Aim of the task: Each line of the data below that carries the word "JSON" needs to be copied.

Data excerpts:
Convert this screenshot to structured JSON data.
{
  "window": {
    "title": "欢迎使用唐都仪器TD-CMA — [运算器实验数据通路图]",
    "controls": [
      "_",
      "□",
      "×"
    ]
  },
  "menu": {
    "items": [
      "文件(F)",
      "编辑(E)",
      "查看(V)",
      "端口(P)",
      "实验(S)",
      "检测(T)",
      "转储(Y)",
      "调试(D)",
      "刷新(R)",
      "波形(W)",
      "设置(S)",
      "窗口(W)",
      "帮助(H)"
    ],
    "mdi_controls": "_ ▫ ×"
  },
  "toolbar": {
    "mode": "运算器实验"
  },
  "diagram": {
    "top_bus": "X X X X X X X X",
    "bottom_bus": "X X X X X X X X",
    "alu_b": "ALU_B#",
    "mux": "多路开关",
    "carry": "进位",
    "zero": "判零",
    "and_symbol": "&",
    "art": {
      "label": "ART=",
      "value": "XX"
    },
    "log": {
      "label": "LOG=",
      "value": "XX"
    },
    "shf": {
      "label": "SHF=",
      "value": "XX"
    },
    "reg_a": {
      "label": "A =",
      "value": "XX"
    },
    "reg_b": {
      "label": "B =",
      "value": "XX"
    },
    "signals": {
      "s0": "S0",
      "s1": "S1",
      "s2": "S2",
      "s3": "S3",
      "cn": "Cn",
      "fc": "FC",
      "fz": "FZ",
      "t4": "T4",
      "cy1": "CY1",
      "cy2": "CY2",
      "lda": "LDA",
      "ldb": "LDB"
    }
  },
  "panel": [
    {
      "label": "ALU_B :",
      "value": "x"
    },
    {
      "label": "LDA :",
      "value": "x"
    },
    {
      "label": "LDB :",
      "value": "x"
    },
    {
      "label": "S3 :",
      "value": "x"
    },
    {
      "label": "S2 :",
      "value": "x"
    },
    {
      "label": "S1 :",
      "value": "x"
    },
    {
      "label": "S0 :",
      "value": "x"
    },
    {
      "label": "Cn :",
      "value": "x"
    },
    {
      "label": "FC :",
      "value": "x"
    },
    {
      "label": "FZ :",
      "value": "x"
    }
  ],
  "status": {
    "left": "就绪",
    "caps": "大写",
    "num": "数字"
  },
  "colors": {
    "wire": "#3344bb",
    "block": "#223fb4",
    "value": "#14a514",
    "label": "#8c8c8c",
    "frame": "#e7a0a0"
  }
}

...

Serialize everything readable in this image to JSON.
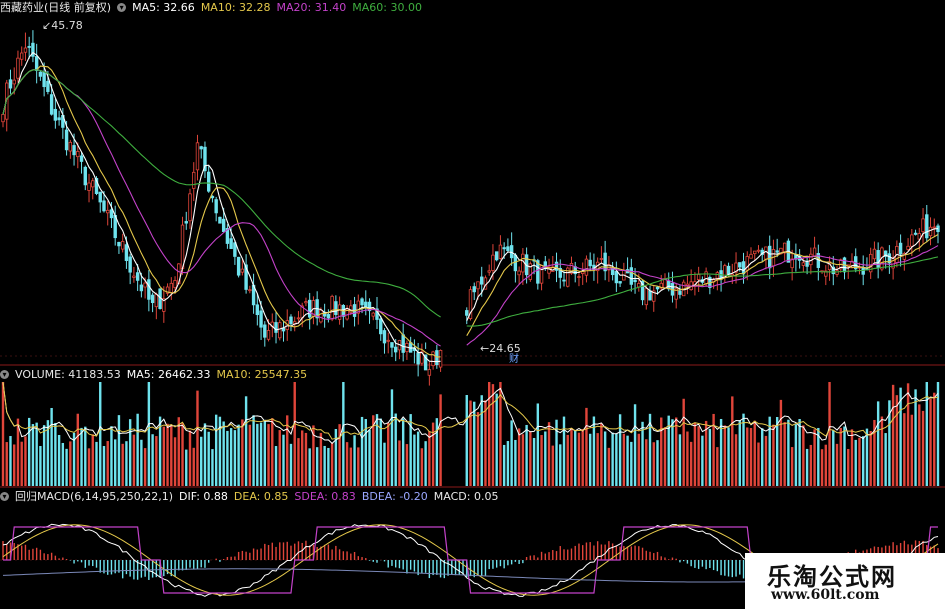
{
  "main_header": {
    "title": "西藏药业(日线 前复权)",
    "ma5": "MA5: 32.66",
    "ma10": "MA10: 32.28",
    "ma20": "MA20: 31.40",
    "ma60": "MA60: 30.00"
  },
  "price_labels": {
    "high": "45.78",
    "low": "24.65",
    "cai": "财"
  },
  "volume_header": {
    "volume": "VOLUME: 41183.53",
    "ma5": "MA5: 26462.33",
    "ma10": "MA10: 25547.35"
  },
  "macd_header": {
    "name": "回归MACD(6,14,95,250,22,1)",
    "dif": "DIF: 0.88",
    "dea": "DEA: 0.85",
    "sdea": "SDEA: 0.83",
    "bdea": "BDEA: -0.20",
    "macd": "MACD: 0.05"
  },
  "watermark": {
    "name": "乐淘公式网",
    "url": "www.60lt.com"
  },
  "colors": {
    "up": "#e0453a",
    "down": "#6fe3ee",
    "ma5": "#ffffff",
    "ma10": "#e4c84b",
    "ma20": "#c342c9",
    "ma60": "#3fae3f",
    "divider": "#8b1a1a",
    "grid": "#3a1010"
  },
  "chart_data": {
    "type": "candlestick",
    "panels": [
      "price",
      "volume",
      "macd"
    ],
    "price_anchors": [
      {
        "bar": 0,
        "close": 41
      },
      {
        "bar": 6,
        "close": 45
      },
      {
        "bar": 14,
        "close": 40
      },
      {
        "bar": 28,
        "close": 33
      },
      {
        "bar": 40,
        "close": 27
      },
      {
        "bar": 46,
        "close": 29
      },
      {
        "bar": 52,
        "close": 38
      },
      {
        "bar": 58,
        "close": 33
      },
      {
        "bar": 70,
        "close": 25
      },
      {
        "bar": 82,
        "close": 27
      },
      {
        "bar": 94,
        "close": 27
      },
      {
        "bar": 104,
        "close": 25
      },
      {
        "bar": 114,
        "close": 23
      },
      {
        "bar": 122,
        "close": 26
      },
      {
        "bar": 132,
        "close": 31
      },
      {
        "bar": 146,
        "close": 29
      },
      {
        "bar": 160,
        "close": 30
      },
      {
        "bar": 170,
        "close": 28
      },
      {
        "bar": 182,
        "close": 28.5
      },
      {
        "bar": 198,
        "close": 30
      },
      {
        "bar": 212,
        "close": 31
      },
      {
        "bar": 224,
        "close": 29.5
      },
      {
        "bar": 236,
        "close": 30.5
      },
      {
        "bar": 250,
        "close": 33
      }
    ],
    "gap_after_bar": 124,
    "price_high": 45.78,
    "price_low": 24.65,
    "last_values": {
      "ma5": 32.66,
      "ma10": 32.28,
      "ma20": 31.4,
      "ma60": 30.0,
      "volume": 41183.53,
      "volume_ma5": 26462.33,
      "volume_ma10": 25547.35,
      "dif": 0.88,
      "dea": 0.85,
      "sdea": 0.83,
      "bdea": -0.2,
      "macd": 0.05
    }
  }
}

Expected output:
Convert this screenshot to structured JSON data.
Serialize everything readable in this image to JSON.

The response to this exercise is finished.